Some great reading this week; some of my students have gleaned inspiration from Friere’s work and referred to it in their assignments, but until this week I hadn’t engaged with it myself that much. Ideas on freedom and oppression arise in many strands of pedagogic theory and there was much here that I was already familiar with. However, Friere communicates these viewpoints ever so effectively in the Olsen interview.
One of my favourite bits:
“when we reach a certain state of freedom, we immediately discover we have another one to attain”
Like power, and oppression, freedom is relative. This year, the CCK11 facilitators decided to do away with the Moodle forums and move to an entirely distributed model, primarily in an attempt to prevent a small number of dominant individuals from controlling the forums. Having been liberated from this particular form of oppression, a proportion of participants felt that they were now being shoehorned into working in a more distributed way than they would have liked. Are we now grappling with Illich’s principle of counterproductivity? A critical point at which we can no longer liberate in one way without oppressing in another? Have we reached a threshold of expertise in connectivism and connectivist knowledge where what we produce begins to counter what we set out to achieve?
During Friday’s live session, Stephen posed a question on the whiteboard – something along the lines of ‘how do we avoid oppressing others/our students?’ Many participants contributed suggestions like ‘giving more choice’, ‘more freedom’, ‘more flexibility in the learning experience’, ‘negotiated assessment’, etc. I think I wrote ‘find out what makes them tick’. As I’ve mentioned previously, I teach on the postgraduate professional development courses we offer our full-time and associate teaching staff. I was relieved when Stephen posted up a link to a post from Tony Bates suggesting that more choice & freedom in the learning experience might not be so desirable. Offers of choice and freedom don’t generally go down well with my PG Cert students – an experience echoed in Tony’s quote from Guri-Rosenblit and Gros (2011):
“Most students…are unable and unwilling to control fully or largely their studies.”

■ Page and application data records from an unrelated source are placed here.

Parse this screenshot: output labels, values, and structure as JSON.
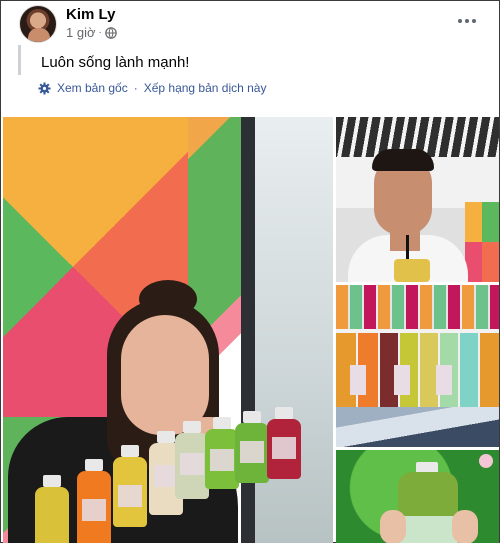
{
  "post": {
    "author": "Kim Ly",
    "time": "1 giờ",
    "dot": "·",
    "text": "Luôn sống lành mạnh!",
    "translation": {
      "view_original": "Xem bản gốc",
      "separator": "·",
      "rate": "Xếp hạng bản dịch này"
    }
  },
  "icons": {
    "privacy": "globe-icon",
    "options": "more-options-icon",
    "translate": "gear-icon"
  },
  "colors": {
    "link": "#385898",
    "meta": "#65676b",
    "text": "#050505"
  }
}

This mismatch between the learning preferences shared by my personal learning network, and the dominant preferences of my own students, brings me back to the question of the design of the CCK11 course being particularly – and perhaps solely – appropriate to those interested in MOOCs and connectivism. Would a MOOC in applied general pedagogic theory work? Would it appeal? Probably not. Would it be more realistic to try and incorporate MOOC-like elements (okay, cut the M; ‘OOC’-like elements) into a general applied pedagogy course? Because I have tried – in a dabbling, non-committal kind of way. I’ve facilitated debates on the role of networked technologies in learning, provided examples and case studies, shown my groups how I use blogs and Twitter in my own learning, started group blogs, asked them to set up online research journals… yada yada yada. Some have taken the bait, but an abridged version of the exchanges I’ve had on the topic over the last two years probably looks something like this:
ME: So, having done this activity, do you think this is something you might see a use for in your own practice?
PARTICIPANTS: No. I can’t think of anything worse. This kind of thing epitomises everything I think is wrong with the world today. How on earth do people have time to do this kind of stuff, and why on earth would they want to? What’s wrong with having a proper conversation, with someone you genuinely know, in the real world?
Over time, I’ve developed the following explanation that seems to help:
Imagine a triangle. The three points represent ‘self-development’, ‘helping others’, and ‘ego’. Every interaction – online or offline – can be said to occupy a particular point within that triangle, depending on the relative contribution of these three motivating factors. With online interactions, particularly those of a one-to-many nature, we can immediately see that there is greater potential for both helping others, and boosting ego. I honestly feel that the majority of people in my own network prefer to learn in this way because they have experienced a greater degree of self-development. That’s not to say ego doesn’t come into it; similarly with altruism – either of these may also be the dominant factors, and they often are!
In my experience of trying to introduce this kind of learning to those for whom it is entirely alien, this explanation seems to go down best. I’d be interested to find out if others have had similar experiences, and how you go about introducing the uninitiated to networked learning.